In a telephone conversation on Sunday, Chief of Staff of the Iranian Armed Forces Major General Mohammad Baqeri and Pakistan’s Chief of Army Staff General Qamar Javed Bajwa discussed cooperation between the two countries’ armed forces to maintain security along border areas and also talked about the ongoing inhumane situation of Rohingya Muslims.
They said the measures taken to help Rohingya refugees were not enough, urging all military and non-military organizations in the Muslim world to mobilize their resources and facilities to speed up the dispatch of humanitarian aid to the Rohingya Muslims.
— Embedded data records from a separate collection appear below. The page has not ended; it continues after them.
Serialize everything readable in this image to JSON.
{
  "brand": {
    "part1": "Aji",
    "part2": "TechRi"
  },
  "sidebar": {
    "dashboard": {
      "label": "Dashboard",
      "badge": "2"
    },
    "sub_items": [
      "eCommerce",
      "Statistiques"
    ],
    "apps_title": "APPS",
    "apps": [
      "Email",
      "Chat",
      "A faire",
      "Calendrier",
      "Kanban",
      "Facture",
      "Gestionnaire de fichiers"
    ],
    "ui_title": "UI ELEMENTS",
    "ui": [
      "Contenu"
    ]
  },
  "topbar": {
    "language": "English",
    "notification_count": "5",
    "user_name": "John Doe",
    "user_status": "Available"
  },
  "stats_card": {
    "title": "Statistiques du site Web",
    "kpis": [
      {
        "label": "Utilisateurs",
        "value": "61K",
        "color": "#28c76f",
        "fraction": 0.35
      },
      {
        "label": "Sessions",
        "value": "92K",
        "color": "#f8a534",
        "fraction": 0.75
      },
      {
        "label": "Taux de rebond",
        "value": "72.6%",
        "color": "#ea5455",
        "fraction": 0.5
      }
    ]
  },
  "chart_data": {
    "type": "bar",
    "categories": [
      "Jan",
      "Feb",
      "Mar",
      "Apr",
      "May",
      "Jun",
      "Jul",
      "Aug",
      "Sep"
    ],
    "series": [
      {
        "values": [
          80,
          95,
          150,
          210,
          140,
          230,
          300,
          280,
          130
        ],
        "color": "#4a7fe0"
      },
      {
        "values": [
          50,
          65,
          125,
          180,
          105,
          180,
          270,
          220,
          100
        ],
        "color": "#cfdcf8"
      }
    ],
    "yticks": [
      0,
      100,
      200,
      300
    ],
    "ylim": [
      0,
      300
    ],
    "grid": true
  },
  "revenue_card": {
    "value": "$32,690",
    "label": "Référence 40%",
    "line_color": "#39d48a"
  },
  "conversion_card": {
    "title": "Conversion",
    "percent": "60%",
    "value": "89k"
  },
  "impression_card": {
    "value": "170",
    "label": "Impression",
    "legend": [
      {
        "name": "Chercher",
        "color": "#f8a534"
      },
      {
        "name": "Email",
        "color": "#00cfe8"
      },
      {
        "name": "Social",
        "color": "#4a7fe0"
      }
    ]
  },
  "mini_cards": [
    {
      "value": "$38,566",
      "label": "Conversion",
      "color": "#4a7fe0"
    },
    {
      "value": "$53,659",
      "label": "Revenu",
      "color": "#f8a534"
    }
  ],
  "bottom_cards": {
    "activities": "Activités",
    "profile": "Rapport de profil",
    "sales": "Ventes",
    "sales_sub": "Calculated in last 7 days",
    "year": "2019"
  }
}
Myanmar’s forces have been attacking Rohingya Muslims and torching their villages in Rakhine state since October 2016. The attacks have seen a sharp rise since August 25, following a number of armed attacks on police and military posts in the troubled western state.
The United Nations said on Saturday that an estimated 409,000 Rohingya Muslims had fled the violence in Myanmar and crossed into neighboring Bangladesh, as Dhaka pleads for global help to cope with the humanitarian crisis.
The latest figure came a day after the UN announced that some 391,000 Rohingya refugees had entered Bangladesh, showing a leap of 18,000 in a matter of a day. The exodus from the violence-wracked Rakhine state makes it one of the fastest growing refugee crises in recent years.
The head of the Iranian Red Crescent Society, Morteza Salimi, said on Saturday that forty tons of Iran’s relief aid had reached the Bangladesh’s border with Myanmar.
Salimi, who was on board the flight to the southeastern Bangladeshi city of Chittagong, announced before the flight that Iran was ready to send another 160 tons of aid for the fleeing Rohingya minority, and was also prepared to construct emergency camps for the refugees on the Bangladesh’s border with Myanmar.
The United Nations High Commissioner for Human Rights Zeid Ra’ad al-Hussein had said earlier last week that “the situation [in Myanmar] seems a textbook example of ethnic cleansing.”